Although not quite street food friendly, Sydney has been taking steps in recent years to welcome more food festivals. And the night noodle markets is one of the bigger ventures. On Saturday night, it was so busy and bustling, that no spare tables were spied even at 8:30pm. The stalls were packed and you better enjoy queuing because there’s a lot of that to be done
In terms of the stalls, there was a good representation of Sydney staples like Mamak, Ding Tai Fung, New Shanghai & Messina. With the exception of a few dessert stalls, it was all Asian fare. I guess “night noodle market” is deemed to be a more welcoming that “night hawker market”. But the latter term probably better represents the event. There are also sponsored “areas” where alcohol was available with themed setups where for example you could enjoy your meal in the vicinity of a luxury Mercedes Benz, because hey if you eat near one, you might as well be tempted to buy it right?
So…What about the food? In general it’s okay, as in okay I’m not too disappointed but I’ve probably had better in some Chinatown food courts. To start I had chicken Karaage ($8) & duck gyozas ($8) from Harajuku Gyozas which were adequate, with the gyozas surprisingly flavoursome. Then some hipster wholemeal roti & 2 curries ($12) from Spice Villa, again adequate, but come on, wholemeal roti? Look I’m a reluctant hipster at heart but sometimes, just don’t screw around with the staples. Then it was drop all pretences and gird your loins because baby there’s a BBQ pit nearby…

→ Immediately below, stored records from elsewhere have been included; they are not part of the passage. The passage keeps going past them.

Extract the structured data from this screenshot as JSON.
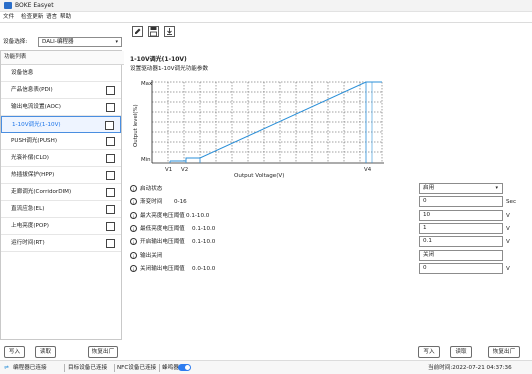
{
  "app": {
    "title": "BOKE Easyet"
  },
  "menu": {
    "items": [
      "文件",
      "检查更新",
      "语言",
      "帮助"
    ]
  },
  "device": {
    "label": "设备选择:",
    "value": "DALI-编程器"
  },
  "sidebar": {
    "header": "功能列表",
    "items": [
      {
        "label": "设备信息",
        "has_checkbox": false
      },
      {
        "label": "产品信息表(PDI)",
        "has_checkbox": true
      },
      {
        "label": "输出电流设置(AOC)",
        "has_checkbox": true
      },
      {
        "label": "1-10V调光(1-10V)",
        "has_checkbox": true,
        "active": true
      },
      {
        "label": "PUSH调光(PUSH)",
        "has_checkbox": true
      },
      {
        "label": "光衰补偿(CLO)",
        "has_checkbox": true
      },
      {
        "label": "热插拔保护(HPP)",
        "has_checkbox": true
      },
      {
        "label": "走廊调光(CorridorDIM)",
        "has_checkbox": true
      },
      {
        "label": "直流应急(EL)",
        "has_checkbox": true
      },
      {
        "label": "上电亮度(POP)",
        "has_checkbox": true
      },
      {
        "label": "运行时间(RT)",
        "has_checkbox": true
      }
    ]
  },
  "left_buttons": {
    "write": "写入",
    "read": "读取",
    "reset": "恢复出厂"
  },
  "main": {
    "title": "1-10V调光(1-10V)",
    "subtitle": "设置驱动器1-10V调光功能参数",
    "chart": {
      "ylabel": "Output level(%)",
      "xlabel": "Output Voltage(V)",
      "y_ticks": [
        "Max",
        "Min"
      ],
      "x_ticks": [
        "V1",
        "V2",
        "V4"
      ]
    },
    "params": [
      {
        "label": "启动状态",
        "range": "",
        "value": "启用",
        "unit": "",
        "type": "select"
      },
      {
        "label": "渐变时间",
        "range": "0-16",
        "value": "0",
        "unit": "Sec",
        "type": "input"
      },
      {
        "label": "最大亮度电压阈值",
        "range": "0.1-10.0",
        "value": "10",
        "unit": "V",
        "type": "input"
      },
      {
        "label": "最低亮度电压阈值",
        "range": "0.1-10.0",
        "value": "1",
        "unit": "V",
        "type": "input"
      },
      {
        "label": "开启输出电压阈值",
        "range": "0.1-10.0",
        "value": "0.1",
        "unit": "V",
        "type": "input"
      },
      {
        "label": "输出关闭",
        "range": "",
        "value": "关闭",
        "unit": "",
        "type": "input"
      },
      {
        "label": "关闭输出电压阈值",
        "range": "0.0-10.0",
        "value": "0",
        "unit": "V",
        "type": "input"
      }
    ]
  },
  "right_buttons": {
    "write": "写入",
    "read": "读取",
    "reset": "恢复出厂"
  },
  "status": {
    "programmer": "编程器已连接",
    "target": "目标设备已连接",
    "nfc": "NFC设备已连接",
    "buzzer": "蜂鸣器",
    "time": "当前时间:2022-07-21 04:37:36"
  },
  "colors": {
    "accent": "#1a73e8",
    "chart_line": "#2a8fd8",
    "grid": "#333333"
  },
  "icons": {
    "tb1": "edit-icon",
    "tb2": "save-icon",
    "tb3": "download-icon"
  }
}
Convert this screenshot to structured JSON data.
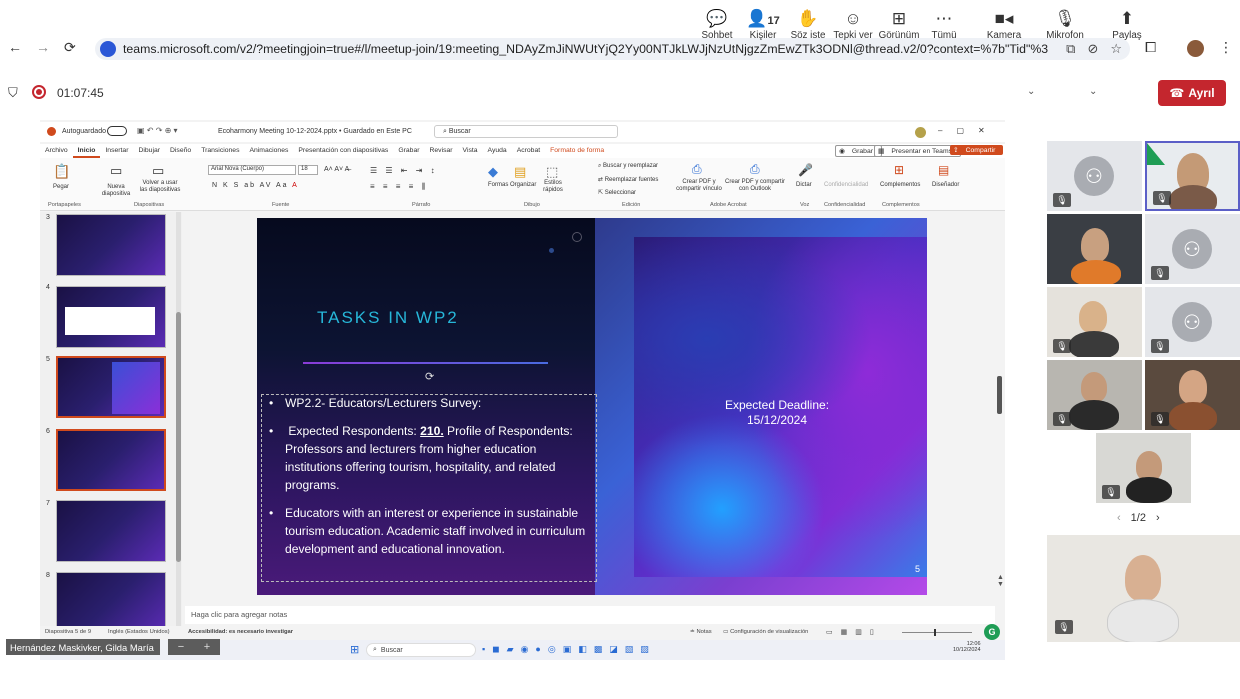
{
  "browser": {
    "url": "teams.microsoft.com/v2/?meetingjoin=true#/l/meetup-join/19:meeting_NDAyZmJiNWUtYjQ2Yy00NTJkLWJjNzUtNjgzZmEwZTk3ODNl@thread.v2/0?context=%7b\"Tid\"%3a\"facbc786-..."
  },
  "meeting": {
    "timer": "01:07:45",
    "participant_count": "17",
    "leave_label": "Ayrıl",
    "toolbar": [
      {
        "label": "Sohbet",
        "icon": "chat-icon"
      },
      {
        "label": "Kişiler",
        "icon": "people-icon"
      },
      {
        "label": "Söz iste",
        "icon": "raise-hand-icon"
      },
      {
        "label": "Tepki ver",
        "icon": "smile-icon"
      },
      {
        "label": "Görünüm",
        "icon": "view-icon"
      },
      {
        "label": "Tümü",
        "icon": "more-icon"
      },
      {
        "label": "Kamera",
        "icon": "camera-icon"
      },
      {
        "label": "Mikrofon",
        "icon": "mic-icon"
      },
      {
        "label": "Paylaş",
        "icon": "share-icon"
      }
    ]
  },
  "ppt": {
    "autosave": "Autoguardado",
    "file_title": "Ecoharmony Meeting 10-12-2024.pptx • Guardado en Este PC",
    "search_placeholder": "Buscar",
    "tabs": [
      "Archivo",
      "Inicio",
      "Insertar",
      "Dibujar",
      "Diseño",
      "Transiciones",
      "Animaciones",
      "Presentación con diapositivas",
      "Grabar",
      "Revisar",
      "Vista",
      "Ayuda",
      "Acrobat",
      "Formato de forma"
    ],
    "record_label": "Grabar",
    "present_teams_label": "Presentar en Teams",
    "share_label": "Compartir",
    "font_name": "Arial Nova (Cuerpo)",
    "font_size": "18",
    "ribbon_buttons": {
      "pegar": "Pegar",
      "nueva": "Nueva diapositiva",
      "volver": "Volver a usar las diapositivas",
      "formas": "Formas",
      "organizar": "Organizar",
      "estilos": "Estilos rápidos",
      "buscar": "Buscar y reemplazar",
      "reemplazar": "Reemplazar fuentes",
      "seleccionar": "Seleccionar",
      "pdf_share": "Crear PDF y compartir vínculo",
      "pdf_outlook": "Crear PDF y compartir con Outlook",
      "dictar": "Dictar",
      "confidencialidad": "Confidencialidad",
      "complementos": "Complementos",
      "disenador": "Diseñador"
    },
    "ribbon_groups": [
      "Portapapeles",
      "Diapositivas",
      "Fuente",
      "Párrafo",
      "Dibujo",
      "Edición",
      "Adobe Acrobat",
      "Voz",
      "Confidencialidad",
      "Complementos"
    ],
    "thumbnails": [
      "3",
      "4",
      "5",
      "6",
      "7",
      "8"
    ],
    "selected_slide": "5",
    "slide": {
      "title": "TASKS IN WP2",
      "bullet1": "WP2.2- Educators/Lecturers Survey:",
      "bullet2_prefix": " Expected Respondents: ",
      "bullet2_bold": "210.",
      "bullet2_rest": " Profile of Respondents: Professors and lecturers from higher education institutions offering tourism, hospitality, and related programs.",
      "bullet3": "Educators with an interest or experience in sustainable tourism education. Academic staff involved in curriculum development and educational innovation.",
      "deadline_label": "Expected Deadline:",
      "deadline_date": "15/12/2024",
      "number": "5"
    },
    "notes_placeholder": "Haga clic para agregar notas",
    "status": {
      "slide_info": "Diapositiva 5 de 9",
      "language": "Inglés (Estados Unidos)",
      "accessibility": "Accesibilidad: es necesario investigar",
      "notes": "Notas",
      "view_settings": "Configuración de visualización"
    },
    "taskbar": {
      "search": "Buscar",
      "date": "10/12/2024",
      "time": "12:06"
    }
  },
  "presenter": {
    "name": "Hernández Maskivker, Gilda María"
  },
  "pager": "1/2",
  "colors": {
    "leave": "#c4262e",
    "slide_title": "#27b7d9",
    "selected_thumb": "#d04a1d"
  }
}
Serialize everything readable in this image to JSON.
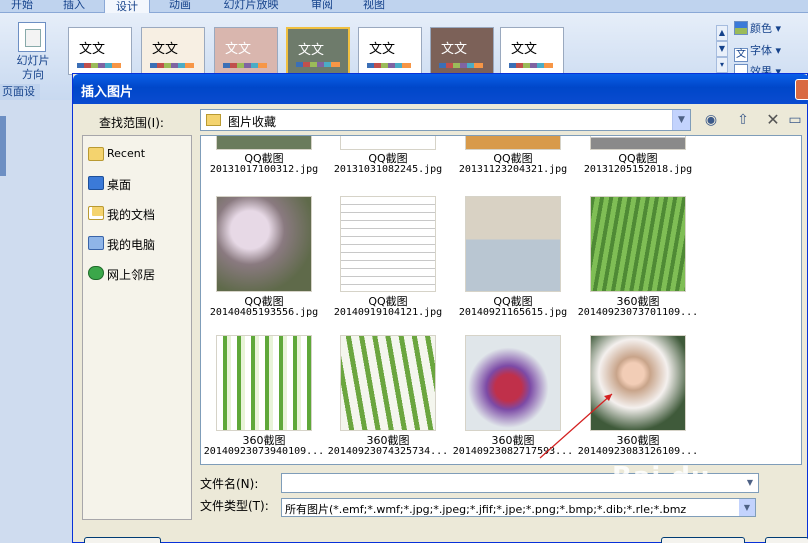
{
  "ribbon": {
    "tabs": [
      "开始",
      "插入",
      "设计",
      "动画",
      "幻灯片放映",
      "审阅",
      "视图"
    ],
    "active_tab": "设计",
    "slide_orientation_label": "幻灯片\n方向",
    "group_label": "页面设置",
    "theme_text": "文文",
    "theme_text_alt": "文文",
    "colors_button": "颜色",
    "fonts_button": "字体",
    "effects_button": "效果",
    "theme_colors": [
      "#ffffff",
      "#f7efe3",
      "#d9b6ae",
      "#6e7b6b",
      "#ffffff",
      "#7c6158",
      "#ffffff"
    ]
  },
  "dialog": {
    "title": "插入图片",
    "lookin_label": "查找范围(I):",
    "lookin_value": "图片收藏",
    "places": [
      {
        "label": "Recent",
        "icon": "recent-folder-icon"
      },
      {
        "label": "桌面",
        "icon": "desktop-icon"
      },
      {
        "label": "我的文档",
        "icon": "my-documents-icon"
      },
      {
        "label": "我的电脑",
        "icon": "my-computer-icon"
      },
      {
        "label": "网上邻居",
        "icon": "network-icon"
      }
    ],
    "files": [
      {
        "title": "QQ截图",
        "name": "20131017100312.jpg"
      },
      {
        "title": "QQ截图",
        "name": "20131031082245.jpg"
      },
      {
        "title": "QQ截图",
        "name": "20131123204321.jpg"
      },
      {
        "title": "QQ截图",
        "name": "20131205152018.jpg"
      },
      {
        "title": "QQ截图",
        "name": "20140405193556.jpg"
      },
      {
        "title": "QQ截图",
        "name": "20140919104121.jpg"
      },
      {
        "title": "QQ截图",
        "name": "20140921165615.jpg"
      },
      {
        "title": "360截图",
        "name": "20140923073701109..."
      },
      {
        "title": "360截图",
        "name": "20140923073940109..."
      },
      {
        "title": "360截图",
        "name": "20140923074325734..."
      },
      {
        "title": "360截图",
        "name": "20140923082717593..."
      },
      {
        "title": "360截图",
        "name": "20140923083126109..."
      }
    ],
    "filename_label": "文件名(N):",
    "filename_value": "",
    "filetype_label": "文件类型(T):",
    "filetype_value": "所有图片(*.emf;*.wmf;*.jpg;*.jpeg;*.jfif;*.jpe;*.png;*.bmp;*.dib;*.rle;*.bmz"
  },
  "watermark": "Bai du"
}
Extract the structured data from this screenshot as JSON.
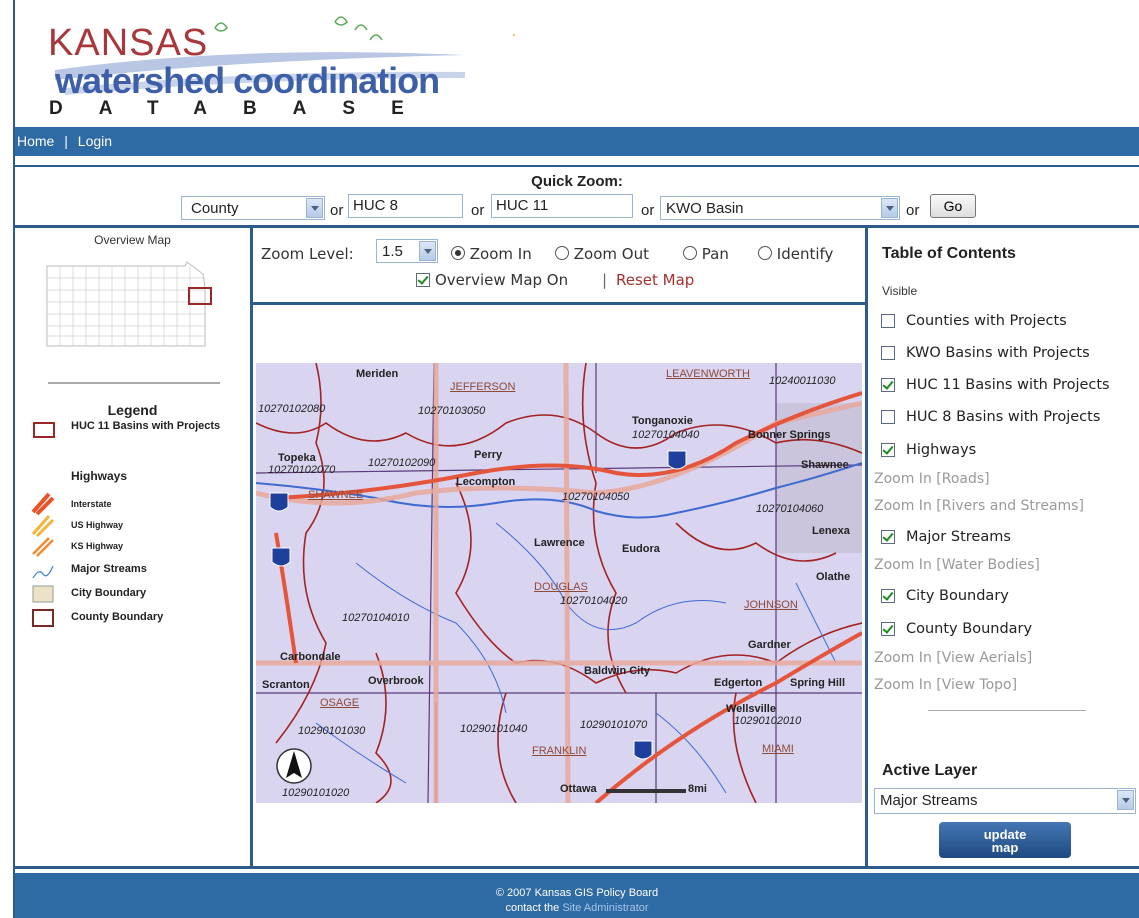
{
  "header": {
    "logo_top": "KANSAS",
    "logo_middle": "watershed coordination",
    "logo_bottom": "DATABASE"
  },
  "nav": {
    "home": "Home",
    "sep": "|",
    "login": "Login"
  },
  "quick_zoom": {
    "title": "Quick Zoom:",
    "county": "County",
    "or": "or",
    "huc8": "HUC 8",
    "huc11": "HUC 11",
    "kwo": "KWO Basin",
    "go": "Go"
  },
  "left": {
    "overview_title": "Overview Map",
    "legend_title": "Legend",
    "huc11_label": "HUC 11 Basins with Projects",
    "highways_title": "Highways",
    "interstate": "Interstate",
    "us_highway": "US Highway",
    "ks_highway": "KS Highway",
    "major_streams": "Major Streams",
    "city_boundary": "City Boundary",
    "county_boundary": "County Boundary"
  },
  "controls": {
    "zoom_level_label": "Zoom Level:",
    "zoom_level_value": "1.5",
    "zoom_in": "Zoom In",
    "zoom_out": "Zoom Out",
    "pan": "Pan",
    "identify": "Identify",
    "overview_on": "Overview Map On",
    "sep": "|",
    "reset": "Reset Map"
  },
  "map": {
    "labels": {
      "meriden": "Meriden",
      "jefferson": "JEFFERSON",
      "leavenworth": "LEAVENWORTH",
      "h1": "10240011030",
      "h2": "10270102080",
      "h3": "10270103050",
      "tonganoxie": "Tonganoxie",
      "h4": "10270104040",
      "bonner": "Bonner Springs",
      "topeka": "Topeka",
      "h5": "10270102070",
      "h6": "10270102090",
      "perry": "Perry",
      "shawnee_city": "Shawnee",
      "lecompton": "Lecompton",
      "shawnee_cty": "SHAWNEE",
      "h7": "10270104050",
      "h8": "10270104060",
      "lenexa": "Lenexa",
      "lawrence": "Lawrence",
      "eudora": "Eudora",
      "olathe": "Olathe",
      "douglas": "DOUGLAS",
      "h9": "10270104020",
      "johnson": "JOHNSON",
      "h10": "10270104010",
      "gardner": "Gardner",
      "carbondale": "Carbondale",
      "overbrook": "Overbrook",
      "baldwin": "Baldwin City",
      "edgerton": "Edgerton",
      "spring_hill": "Spring Hill",
      "scranton": "Scranton",
      "osage": "OSAGE",
      "wellsville": "Wellsville",
      "h11": "10290102010",
      "h12": "10290101030",
      "h13": "10290101040",
      "h14": "10290101070",
      "franklin": "FRANKLIN",
      "miami": "MIAMI",
      "h15": "10290101020",
      "ottawa": "Ottawa",
      "scale": "8mi"
    }
  },
  "toc": {
    "title": "Table of Contents",
    "visible": "Visible",
    "counties": "Counties with Projects",
    "kwo": "KWO Basins with Projects",
    "huc11": "HUC 11 Basins with Projects",
    "huc8": "HUC 8 Basins with Projects",
    "highways": "Highways",
    "zoom_roads": "Zoom In [Roads]",
    "zoom_rivers": "Zoom In [Rivers and Streams]",
    "major_streams": "Major Streams",
    "zoom_water": "Zoom In [Water Bodies]",
    "city_boundary": "City Boundary",
    "county_boundary": "County Boundary",
    "zoom_aerials": "Zoom In [View Aerials]",
    "zoom_topo": "Zoom In [View Topo]",
    "active_layer": "Active Layer",
    "active_value": "Major Streams",
    "update": "update map"
  },
  "footer": {
    "copyright": "© 2007 Kansas GIS Policy Board",
    "contact_prefix": "contact the",
    "contact_link": "Site Administrator"
  }
}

Boasting by far the longest queue of the entire night market was Hoy Pinoy, Filipino BBQ extraordinaires from Melbourne. The one thing I know about street food is that if there’s a giant throng of people around the stall, it’s probably good. Actually it’s probably better than good. JUST LOOK AT THE HEAVING PILES OF MEAT SKEWERS… OH MY!!!
Anyway, they sold Pork Belly skewers and BBQ Chicken skewers (all $5 each) with pork belly basically winning the night (honestly does pork belly ever not win the night? It’s really the joker card of the dining table). The skewer was sticky from the gochujang inspired marinade, smokey from the charcoal grill, beautifully caramelised and just blissful. And who doesn’t love a meal that comes on a dangerous weapon of mass destruction? Those were the largest and thickest kebab skewers I’ve ever seen. You could erect a medieval defense mechanism with them, in fact I was surprised no drunk bogans had impaled themselves by that stage of the night. They were indeed that sharp. Okay maybe said bogans were all too sloshed at the Harvey Norman tent to find their way to a good meat skewer. Hoy Pinoy was a line that I’d be happy to stand in again but unfortunately I was quite full by this time so dessert? y/y?
ALAS, by the time I’d waltzed to Messina in anticipation of their lucky pot pie gelato masterpiece, they had cut the line off so it was not to be. So instead we’d settled for mini pancakes with chocolate & red bean sauces ($10). Lending a slightly sugary and tepid disappointment to the night.
Hawker markets in Sydney are usually more miss than hit. Usually the food is adequately delicious for the setup but it’s the price that kills. Most plates are equivalent to or a few dollars more than their food court counterparts but with a smaller serving. So you’re essentially paying 8 dollars for an “entree” and 12 dollars for a “main”. Compare this to real street food cultures like Hong Kong or Penang where you’re paying only a few dollars for a similar plate. I get that Sydney is an expensive city (DON’T WORRY WE ALL GET IT!!!), but honestly when it costs this amount of money to eat food off plastic plates whilst standing around an assortment of plastic chairs and tables in a park. It feels pretty disingenuous when I can walk 5 min down the road and enjoy a similarly good if not better meal for 2/3 of the price in a much more relaxed setting.
Okay look… maybe it was all worth it for that Pork Belly skewer in the end.
Sydney Night Noodle Markets
Hyde Park, Sydney, October 10 – 26, 2014